What to do ▸ Every line containing the string "name" is to be copied from the records.

Entries from a dataset of interfaces
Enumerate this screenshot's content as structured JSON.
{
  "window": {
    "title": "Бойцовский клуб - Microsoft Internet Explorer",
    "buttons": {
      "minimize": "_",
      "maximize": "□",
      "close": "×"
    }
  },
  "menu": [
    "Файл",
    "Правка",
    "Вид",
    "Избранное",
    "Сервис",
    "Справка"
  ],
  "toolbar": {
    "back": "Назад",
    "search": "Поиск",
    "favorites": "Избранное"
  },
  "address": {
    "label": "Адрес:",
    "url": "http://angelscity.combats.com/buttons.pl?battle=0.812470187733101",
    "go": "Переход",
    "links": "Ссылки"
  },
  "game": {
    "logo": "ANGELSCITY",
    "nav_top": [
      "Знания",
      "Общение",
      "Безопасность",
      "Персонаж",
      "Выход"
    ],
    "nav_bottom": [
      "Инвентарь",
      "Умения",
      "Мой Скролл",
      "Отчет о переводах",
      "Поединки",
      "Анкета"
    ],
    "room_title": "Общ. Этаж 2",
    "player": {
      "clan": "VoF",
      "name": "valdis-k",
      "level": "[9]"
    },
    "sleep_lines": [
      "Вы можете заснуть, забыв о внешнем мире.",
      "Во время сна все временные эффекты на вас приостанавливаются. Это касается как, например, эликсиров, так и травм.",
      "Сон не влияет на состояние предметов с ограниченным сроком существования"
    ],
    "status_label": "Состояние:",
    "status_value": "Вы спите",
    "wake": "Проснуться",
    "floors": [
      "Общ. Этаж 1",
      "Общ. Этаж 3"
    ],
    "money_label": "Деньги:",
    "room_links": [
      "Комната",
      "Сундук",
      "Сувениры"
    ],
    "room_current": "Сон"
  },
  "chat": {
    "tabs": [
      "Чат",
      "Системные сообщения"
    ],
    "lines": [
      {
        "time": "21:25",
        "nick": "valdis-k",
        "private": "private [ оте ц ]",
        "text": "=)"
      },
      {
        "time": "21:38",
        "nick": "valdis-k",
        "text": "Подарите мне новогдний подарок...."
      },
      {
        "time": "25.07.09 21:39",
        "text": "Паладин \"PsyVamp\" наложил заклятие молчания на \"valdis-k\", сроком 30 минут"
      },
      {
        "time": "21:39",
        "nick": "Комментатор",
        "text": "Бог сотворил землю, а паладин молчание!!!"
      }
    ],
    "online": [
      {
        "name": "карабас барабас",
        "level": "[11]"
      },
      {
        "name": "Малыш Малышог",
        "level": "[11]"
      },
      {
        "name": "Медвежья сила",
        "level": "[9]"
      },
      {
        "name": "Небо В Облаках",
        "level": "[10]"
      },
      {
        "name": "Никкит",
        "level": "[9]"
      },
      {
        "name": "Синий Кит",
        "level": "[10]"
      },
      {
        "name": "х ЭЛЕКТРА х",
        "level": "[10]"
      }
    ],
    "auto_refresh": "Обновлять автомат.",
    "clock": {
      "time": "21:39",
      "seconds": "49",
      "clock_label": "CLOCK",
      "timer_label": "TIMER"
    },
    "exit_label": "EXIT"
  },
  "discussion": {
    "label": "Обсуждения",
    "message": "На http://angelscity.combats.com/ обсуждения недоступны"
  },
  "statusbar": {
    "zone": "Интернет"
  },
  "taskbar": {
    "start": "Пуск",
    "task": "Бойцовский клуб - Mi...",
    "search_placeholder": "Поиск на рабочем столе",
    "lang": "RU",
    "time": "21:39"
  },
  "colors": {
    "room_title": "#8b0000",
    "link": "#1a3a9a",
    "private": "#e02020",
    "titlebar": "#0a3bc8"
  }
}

Task result ▸
      "name": "valdis-k",
        "name": "карабас барабас",
        "name": "Малыш Малышог",
        "name": "Медвежья сила",
        "name": "Небо В Облаках",
        "name": "Никкит",
        "name": "Синий Кит",
        "name": "х ЭЛЕКТРА х",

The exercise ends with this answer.